Claims of specialization. A website that positions a firm as "experts" or "specialists" may violate ethics rules. In most states it is allowable, however, to state that you "limit your practice to" or "concentrate in" a particular area of expertise.
Failure to include necessary disclaimers. Many states require special disclaimers that govern contingency fees or legal services in general. It's important that an attorney understands all the disclaimers required, as well as any size, position, type and color requirements that may exist in certain states. In some states, failure to include necessary disclaimers results in a per se violation of the rules.
Design elements. Several states have established guidelines governing website design. These rules specify the type and size of pictures that may be used, or the size of print required for disclaimers or other required information. For instance, some states restrict the use of a picture of an attorney unless the person pictured is in fact an attorney member of the firm or office being advertised. In other states, pictures of clients must be actual clients. The depiction of simulated events -- such as car crashes, dog bites or construction accidents -- may be similarly regulated.
Spamming. Spamming is another key ethics concern. If your firm uses mass e-mail communication, give recipients a prominently displayed option to be removed from your mailing list. In some states, such communications may only be sent to those with whom the sender has had a prior business relationship. Other states require that advertisements for legal services must be clearly labeled as such in the subject line of the e-mail.
A good source for information on federal and state spam laws, plus a list of recent cases, go to www.spamlaws.com.
The ethics guidelines covering spam and relatively new areas of Internet-based legal marketing such as blogging and pay-per-clicks are still in development. To stay on top of the rules, you may find it helpful to bookmark the ABA Web page that tracks changes in state advertising laws and refer to it frequently for updates.
The Bottom Line on False and Misleading Web Content: A well-conceived website is a terrific way to deliver information about your law firm -- provided the content you're presenting meets your state's ethics standards. Unsupported claims, selective use of results and missing disclaimers are a few examples of content issues that can lead to inquiries by state regulatory authorities. Rules (and online marketing tactics) change, so stay informed via the ABA Web site and other resources.

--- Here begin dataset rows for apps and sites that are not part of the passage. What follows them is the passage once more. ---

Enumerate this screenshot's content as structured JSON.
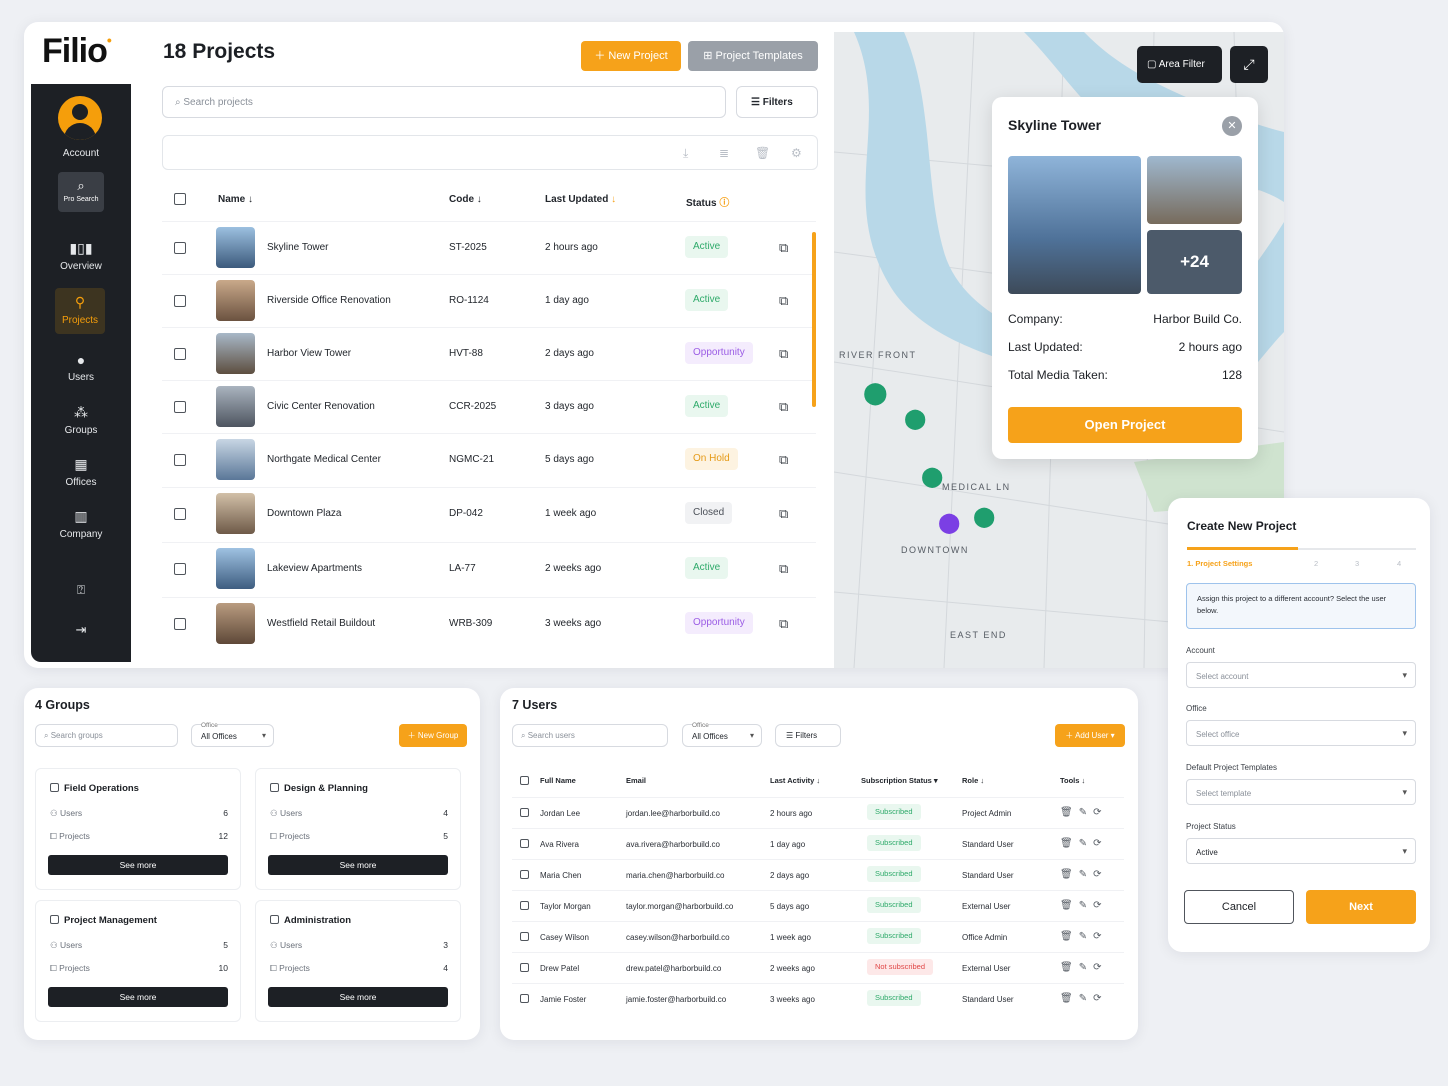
{
  "brand": {
    "logo": "Filio"
  },
  "sidebar": {
    "account": "Account",
    "pro_search": "Pro Search",
    "items": [
      "Overview",
      "Projects",
      "Users",
      "Groups",
      "Offices",
      "Company"
    ]
  },
  "projects": {
    "title": "18 Projects",
    "new_project": "New Project",
    "templates": "Project Templates",
    "search_placeholder": "Search projects",
    "filters": "Filters",
    "headers": {
      "name": "Name",
      "code": "Code",
      "updated": "Last Updated",
      "status": "Status"
    },
    "rows": [
      {
        "name": "Skyline Tower",
        "code": "ST-2025",
        "updated": "2 hours ago",
        "status": "Active"
      },
      {
        "name": "Riverside Office Renovation",
        "code": "RO-1124",
        "updated": "1 day ago",
        "status": "Active"
      },
      {
        "name": "Harbor View Tower",
        "code": "HVT-88",
        "updated": "2 days ago",
        "status": "Opportunity"
      },
      {
        "name": "Civic Center Renovation",
        "code": "CCR-2025",
        "updated": "3 days ago",
        "status": "Active"
      },
      {
        "name": "Northgate Medical Center",
        "code": "NGMC-21",
        "updated": "5 days ago",
        "status": "On Hold"
      },
      {
        "name": "Downtown Plaza",
        "code": "DP-042",
        "updated": "1 week ago",
        "status": "Closed"
      },
      {
        "name": "Lakeview Apartments",
        "code": "LA-77",
        "updated": "2 weeks ago",
        "status": "Active"
      },
      {
        "name": "Westfield Retail Buildout",
        "code": "WRB-309",
        "updated": "3 weeks ago",
        "status": "Opportunity"
      }
    ]
  },
  "map": {
    "area_filter": "Area Filter",
    "labels": {
      "river": "RIVER FRONT",
      "medical": "MEDICAL LN",
      "downtown": "DOWNTOWN",
      "east": "EAST END"
    },
    "popup": {
      "title": "Skyline Tower",
      "more_media": "+24",
      "company_label": "Company:",
      "company": "Harbor Build Co.",
      "updated_label": "Last Updated:",
      "updated": "2 hours ago",
      "media_label": "Total Media Taken:",
      "media": "128",
      "open": "Open Project"
    }
  },
  "groups": {
    "title": "4 Groups",
    "search_placeholder": "Search groups",
    "office_label": "Office",
    "office_value": "All Offices",
    "new_group": "New Group",
    "users_label": "Users",
    "projects_label": "Projects",
    "see_more": "See more",
    "items": [
      {
        "name": "Field Operations",
        "users": "6",
        "projects": "12"
      },
      {
        "name": "Design & Planning",
        "users": "4",
        "projects": "5"
      },
      {
        "name": "Project Management",
        "users": "5",
        "projects": "10"
      },
      {
        "name": "Administration",
        "users": "3",
        "projects": "4"
      }
    ]
  },
  "users": {
    "title": "7 Users",
    "search_placeholder": "Search users",
    "office_label": "Office",
    "office_value": "All Offices",
    "filters": "Filters",
    "add_user": "Add User",
    "headers": {
      "name": "Full Name",
      "email": "Email",
      "activity": "Last Activity",
      "sub": "Subscription Status",
      "role": "Role",
      "tools": "Tools"
    },
    "rows": [
      {
        "name": "Jordan Lee",
        "email": "jordan.lee@harborbuild.co",
        "activity": "2 hours ago",
        "sub": "Subscribed",
        "role": "Project Admin"
      },
      {
        "name": "Ava Rivera",
        "email": "ava.rivera@harborbuild.co",
        "activity": "1 day ago",
        "sub": "Subscribed",
        "role": "Standard User"
      },
      {
        "name": "Maria Chen",
        "email": "maria.chen@harborbuild.co",
        "activity": "2 days ago",
        "sub": "Subscribed",
        "role": "Standard User"
      },
      {
        "name": "Taylor Morgan",
        "email": "taylor.morgan@harborbuild.co",
        "activity": "5 days ago",
        "sub": "Subscribed",
        "role": "External User"
      },
      {
        "name": "Casey Wilson",
        "email": "casey.wilson@harborbuild.co",
        "activity": "1 week ago",
        "sub": "Subscribed",
        "role": "Office Admin"
      },
      {
        "name": "Drew Patel",
        "email": "drew.patel@harborbuild.co",
        "activity": "2 weeks ago",
        "sub": "Not subscribed",
        "role": "External User"
      },
      {
        "name": "Jamie Foster",
        "email": "jamie.foster@harborbuild.co",
        "activity": "3 weeks ago",
        "sub": "Subscribed",
        "role": "Standard User"
      }
    ]
  },
  "create": {
    "title": "Create New Project",
    "step1": "1. Project Settings",
    "step2": "2",
    "step3": "3",
    "step4": "4",
    "info": "Assign this project to a different account? Select the user below.",
    "account_label": "Account",
    "account_ph": "Select account",
    "office_label": "Office",
    "office_ph": "Select office",
    "template_label": "Default Project Templates",
    "template_ph": "Select template",
    "status_label": "Project Status",
    "status_value": "Active",
    "cancel": "Cancel",
    "next": "Next"
  }
}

While the ethical considerations involved in online marketing may be complex, there are a few relatively simple steps that your law firm can take to help minimize its exposure to discipline for an ethics violation. Be clear, on your website and in other online marketing materials, about the jurisdictional limits of your firm. Avoid subjective, difficult-to-document claims and statements on your site, and remember that, generally speaking, the same rules apply on the Web as offline.
Above all, stay educated on ethics rules. There are a number of resources, from state hotlines to ABA websites to online marketing and client development services such as FindLaw, that you can refer to for information. As an attorney working to develop client relationships online, however, you are ultimately responsible for staying informed about the laws that apply in the states where you do business.
The Internet is one of the most powerful options that attorneys have to generate leads and develop client relationships. Its importance will only continue to increase. Operating your website within the rules can help you avoid ethics repercussions and make the most of this dynamic marketing tool for your law firm.
To learn more, visit FindLaw's Law Firm Marketing Solutions.